D-Link DCS-8010LH Review (Page 2 of 5)

Page 2 - Physical Look - Hardware

D-Link has mostly been known for their networking products, but they have released several security cameras before. As for looks, the DCS-8010LH draws a similar design from past wireless cameras or even some webcams. It has a large head where all of its sensors exist with a black face. A D-Link logo can be found on the front. It is interesting to see how all of the visible sensors and inputs are lined up into the middle of the front face. Otherwise, the majority of the body is colored in white, making for a panda-like effect, with the large black circle around, in this case, the single eye. The whole body is made up of a plastic shell with a heavier metal base, as you will see later on. With maximum dimensions of 91mm in height, 91mm in depth, and 66mm in width, the whole unit is relatively compact though it is not necessarily discreet. With a weight of about 138g, the camera is heavy enough to be stable in most positions. There are also some other mounting options if you so desire, which is good for flexibility.

As for the front face of the D-Link DCS-8010LH, everything is lined up from top to bottom. At the very top of the camera, we have an LED indicator to show when the camera is on, as well as to provide some other status information, such as when it is setting up or when it is recording. Underneath, we have a built-in microphone, which is clearly designed to pick up noise when recording videos. In the center, we have the main point of attraction, the lens for the camera. This camera module is capable of recording up to 720p HD videos. Internally, we have a 1MP 1/4" progressive CMOS sensor. While this may not be the pinnacle of resolutions, this should suffice for its purposes, but we will confirm this later on in the review. Finally, at the bottom we have an IR sensor to help with night vision. According to D-Link, users should be able to capture up to sixteen feet of night vision. One more thing you would not actually see are the IR LEDs, as they glow red only during the night mode. These are placed to the left and right of the camera module.
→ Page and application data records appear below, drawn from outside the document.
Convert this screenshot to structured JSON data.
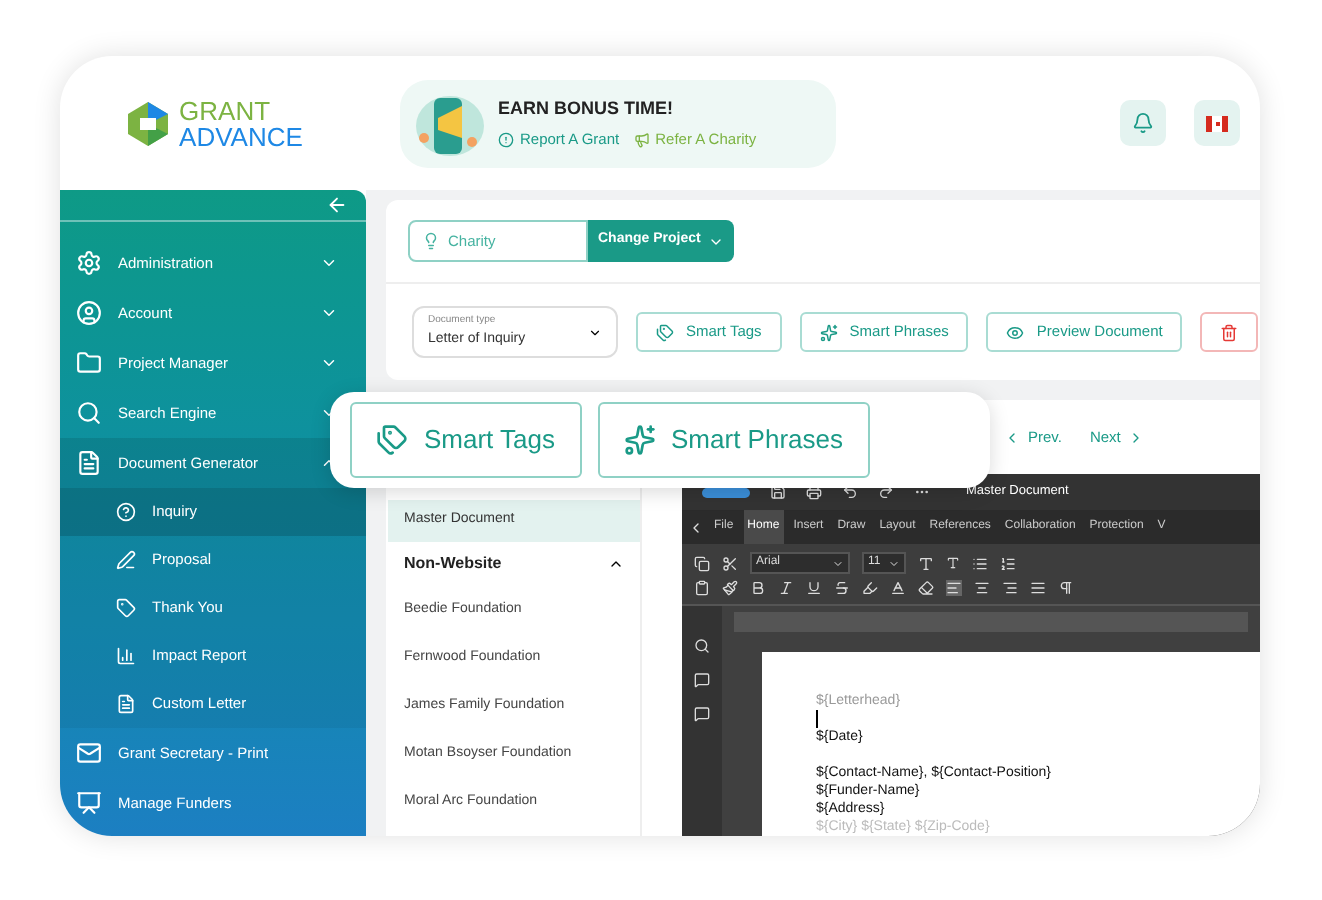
{
  "logo": {
    "line1": "GRANT",
    "line2": "ADVANCE"
  },
  "bonus": {
    "title": "EARN BONUS TIME!",
    "links": [
      "Report A Grant",
      "Refer A Charity"
    ]
  },
  "sidebar": {
    "items": [
      {
        "label": "Administration",
        "expanded": false
      },
      {
        "label": "Account",
        "expanded": false
      },
      {
        "label": "Project Manager",
        "expanded": false
      },
      {
        "label": "Search Engine",
        "expanded": false
      },
      {
        "label": "Document Generator",
        "expanded": true,
        "children": [
          {
            "label": "Inquiry",
            "selected": true
          },
          {
            "label": "Proposal",
            "selected": false
          },
          {
            "label": "Thank You",
            "selected": false
          },
          {
            "label": "Impact Report",
            "selected": false
          },
          {
            "label": "Custom Letter",
            "selected": false
          }
        ]
      },
      {
        "label": "Grant Secretary - Print"
      },
      {
        "label": "Manage Funders"
      }
    ]
  },
  "project": {
    "field": "Charity",
    "button": "Change Project"
  },
  "document_type": {
    "label": "Document type",
    "value": "Letter of Inquiry"
  },
  "actions": [
    {
      "kind": "tags",
      "label": "Smart Tags"
    },
    {
      "kind": "phrases",
      "label": "Smart Phrases"
    },
    {
      "kind": "preview",
      "label": "Preview Document"
    },
    {
      "kind": "delete"
    }
  ],
  "callout": [
    {
      "kind": "tags",
      "label": "Smart Tags"
    },
    {
      "kind": "phrases",
      "label": "Smart Phrases"
    }
  ],
  "documents": {
    "master": {
      "label": "Master Document",
      "selected": true
    },
    "group": {
      "label": "Non-Website",
      "expanded": true,
      "items": [
        "Beedie Foundation",
        "Fernwood Foundation",
        "James Family Foundation",
        "Motan Bsoyser Foundation",
        "Moral Arc Foundation"
      ]
    }
  },
  "pager": {
    "prev": "Prev.",
    "next": "Next"
  },
  "editor": {
    "title": "Master Document",
    "menu": [
      {
        "label": "File",
        "selected": false
      },
      {
        "label": "Home",
        "selected": true
      },
      {
        "label": "Insert",
        "selected": false
      },
      {
        "label": "Draw",
        "selected": false
      },
      {
        "label": "Layout",
        "selected": false
      },
      {
        "label": "References",
        "selected": false
      },
      {
        "label": "Collaboration",
        "selected": false
      },
      {
        "label": "Protection",
        "selected": false
      },
      {
        "label": "V",
        "selected": false
      }
    ],
    "font": "Arial",
    "size": "11",
    "lines": [
      {
        "kind": "muted",
        "text": "${Letterhead}"
      },
      {
        "kind": "cursor"
      },
      {
        "kind": "text",
        "text": "${Date}"
      },
      {
        "kind": "blank"
      },
      {
        "kind": "text",
        "text": "${Contact-Name}, ${Contact-Position}"
      },
      {
        "kind": "text",
        "text": "${Funder-Name}"
      },
      {
        "kind": "text",
        "text": "${Address}"
      },
      {
        "kind": "faded",
        "text": "${City} ${State} ${Zip-Code}"
      }
    ]
  }
}
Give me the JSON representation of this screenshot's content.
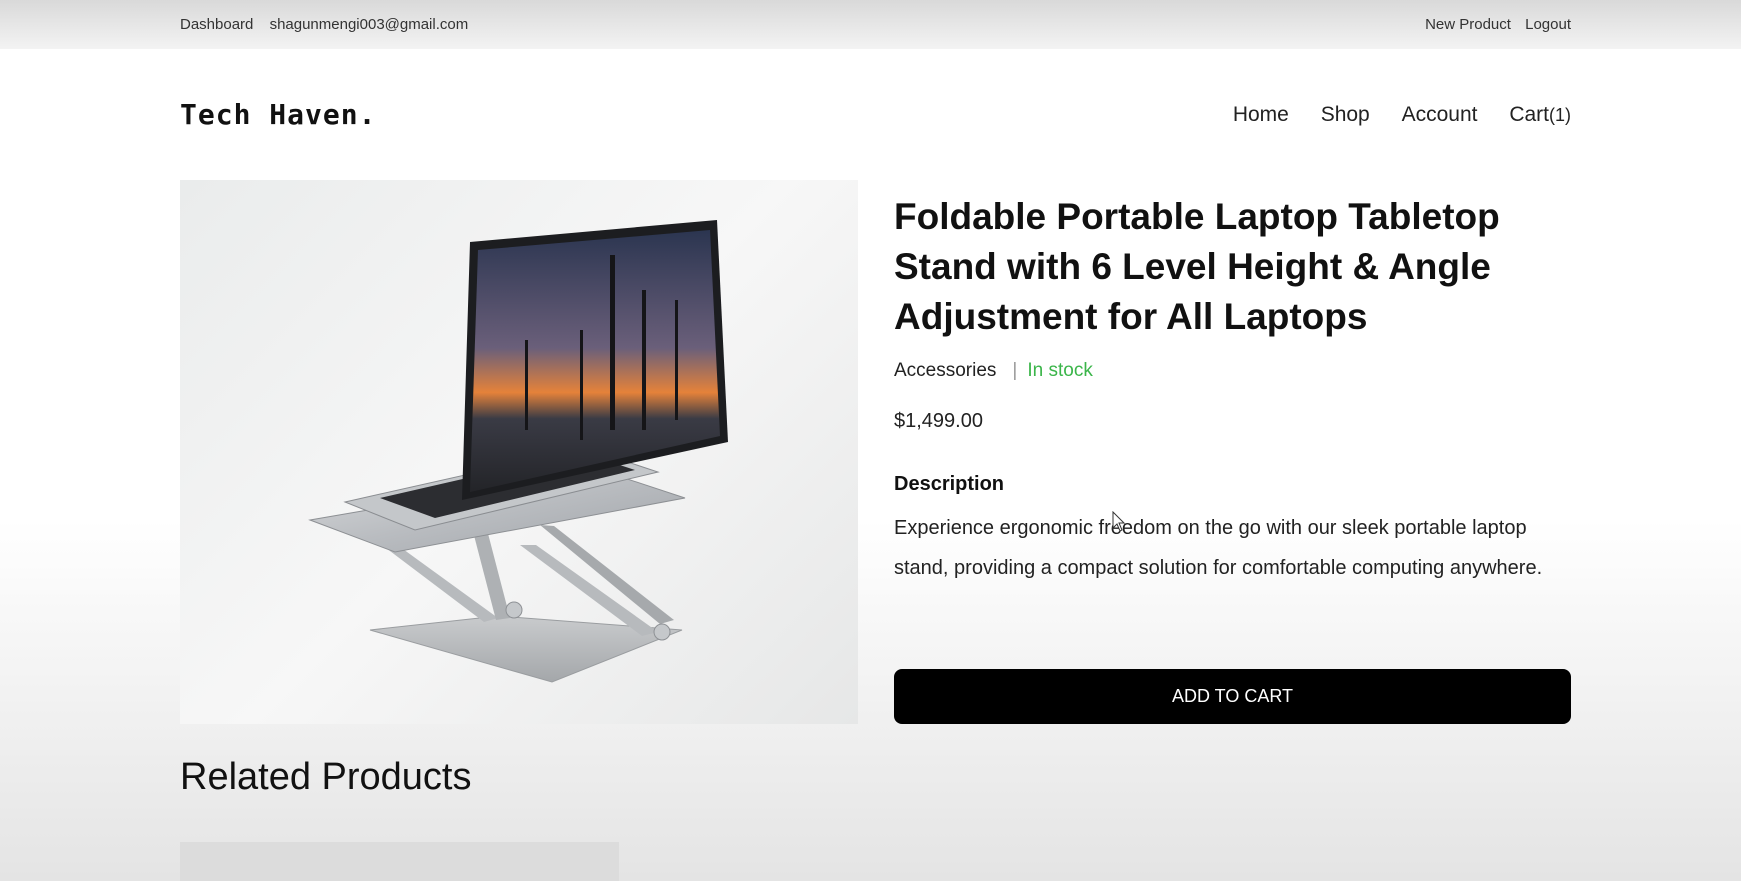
{
  "admin_bar": {
    "dashboard": "Dashboard",
    "email": "shagunmengi003@gmail.com",
    "new_product": "New Product",
    "logout": "Logout"
  },
  "site": {
    "logo": "Tech Haven."
  },
  "nav": {
    "home": "Home",
    "shop": "Shop",
    "account": "Account",
    "cart": "Cart",
    "cart_count": "(1)"
  },
  "product": {
    "image_icon": "laptop-on-stand-image",
    "title": "Foldable Portable Laptop Tabletop Stand with 6 Level Height & Angle Adjustment for All Laptops",
    "category": "Accessories",
    "separator": "|",
    "stock": "In stock",
    "price": "$1,499.00",
    "description_heading": "Description",
    "description": "Experience ergonomic freedom on the go with our sleek portable laptop stand, providing a compact solution for comfortable computing anywhere.",
    "add_to_cart": "ADD TO CART"
  },
  "related": {
    "title": "Related Products"
  },
  "colors": {
    "stock_green": "#3bb54a",
    "button_black": "#000000"
  }
}
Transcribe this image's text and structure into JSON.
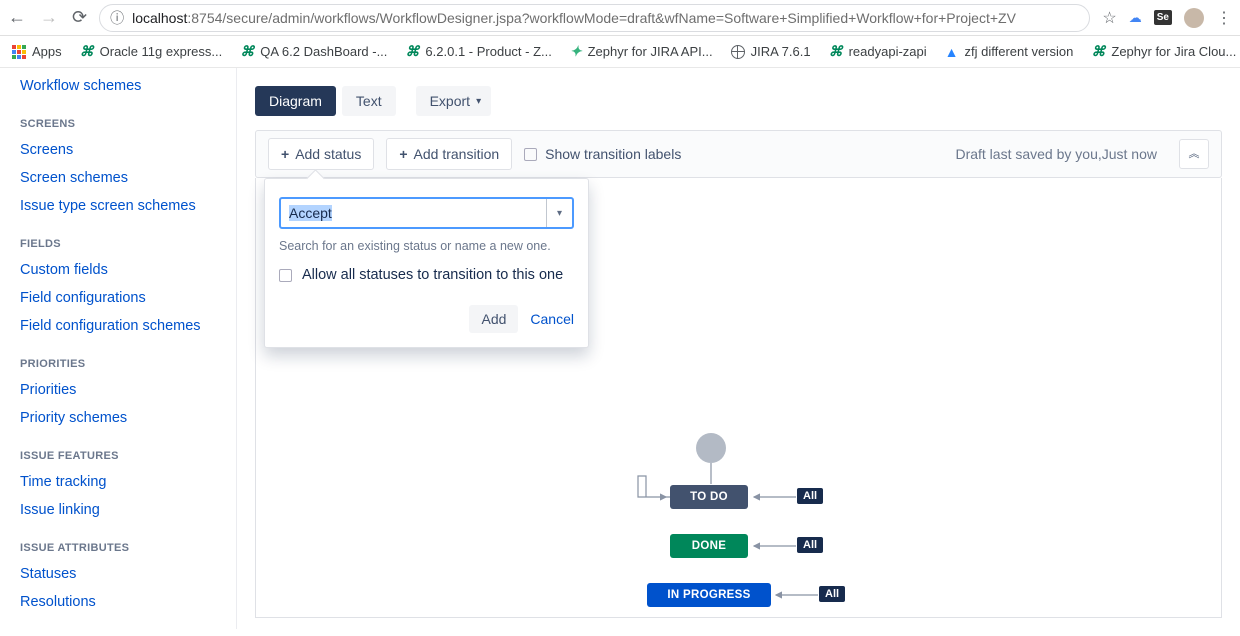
{
  "browser": {
    "url_host": "localhost",
    "url_rest": ":8754/secure/admin/workflows/WorkflowDesigner.jspa?workflowMode=draft&wfName=Software+Simplified+Workflow+for+Project+ZV",
    "bookmarks": {
      "apps": "Apps",
      "oracle": "Oracle 11g express...",
      "qa": "QA 6.2 DashBoard -...",
      "product": "6.2.0.1 - Product - Z...",
      "zephyr_api": "Zephyr for JIRA API...",
      "jira": "JIRA 7.6.1",
      "readyapi": "readyapi-zapi",
      "zfj": "zfj different version",
      "zcloud": "Zephyr for Jira Clou...",
      "more": "»"
    }
  },
  "sidebar": {
    "workflow_schemes": "Workflow schemes",
    "screens_head": "SCREENS",
    "screens": "Screens",
    "screen_schemes": "Screen schemes",
    "issue_type_screen_schemes": "Issue type screen schemes",
    "fields_head": "FIELDS",
    "custom_fields": "Custom fields",
    "field_configs": "Field configurations",
    "field_config_schemes": "Field configuration schemes",
    "priorities_head": "PRIORITIES",
    "priorities": "Priorities",
    "priority_schemes": "Priority schemes",
    "issue_features_head": "ISSUE FEATURES",
    "time_tracking": "Time tracking",
    "issue_linking": "Issue linking",
    "issue_attrs_head": "ISSUE ATTRIBUTES",
    "statuses": "Statuses",
    "resolutions": "Resolutions"
  },
  "tabs": {
    "diagram": "Diagram",
    "text": "Text",
    "export": "Export"
  },
  "toolbar": {
    "add_status": "Add status",
    "add_transition": "Add transition",
    "show_labels": "Show transition labels",
    "draft_status": "Draft last saved by you,Just now"
  },
  "popover": {
    "input_value": "Accept",
    "help": "Search for an existing status or name a new one.",
    "checkbox_label": "Allow all statuses to transition to this one",
    "add": "Add",
    "cancel": "Cancel"
  },
  "workflow": {
    "todo": "TO DO",
    "done": "DONE",
    "in_progress": "IN PROGRESS",
    "all": "All"
  }
}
Flipping to the back and side, you can get a bit better view at some other important inputs. From the top and back, you can see there are quite a few ventilation holes around the camera to allow for air to flow in and out, keeping the camera cool. This also shows the DCS-8010LH is intended for indoor use, as there is no waterproofing or sealing to block unintended liquids from entering here. At the back, there are several numbers to identify this camera. At the top, we have a micro USB port, which powers the DCS-8010LH to life. D-Link did provide a micro USB to AC power adapter, though you can also use your own cable and power brick. It would have been nice to see a USB Type-C input here, but it is not a huge deal. At the bottom, a small pinhole exists to allow users to reset the camera. Finally, on the left side of the camera sits a micro SD card slot where you can provide your own local storage. I would have preferred to see a USB slot instead to plug in a USB drive, though this would detract from the camera's relatively small footprint. Up to a maximum 128GB card can be supported by the D-Link DCS-8010LH.

Detaching the D-Link DCS-8010LH Wi-Fi camera from the base is as easy as squeezing both sides until the bottom metal plate pops off. The metal plate itself is coated in white paint. The bottom has five circular pads to prevent the camera from slipping about. In addition, the plate has two holes to allow users to mount this base on their walls. D-Link has provided some screws to let you do as such, as well as some paper instructions. This is pretty self-explanatory, so I doubt I need to go into any more detail than I already have. Finally, a routing valley goes out the back of this plate, which lets users lead the plugged in cable out the back and under the base.

Page Index
1. Introduction, Packaging, Specifications
2. Physical Look - Hardware
3. Configuration and User Interface
4. Sample Videos and Analysis
5. Conclusion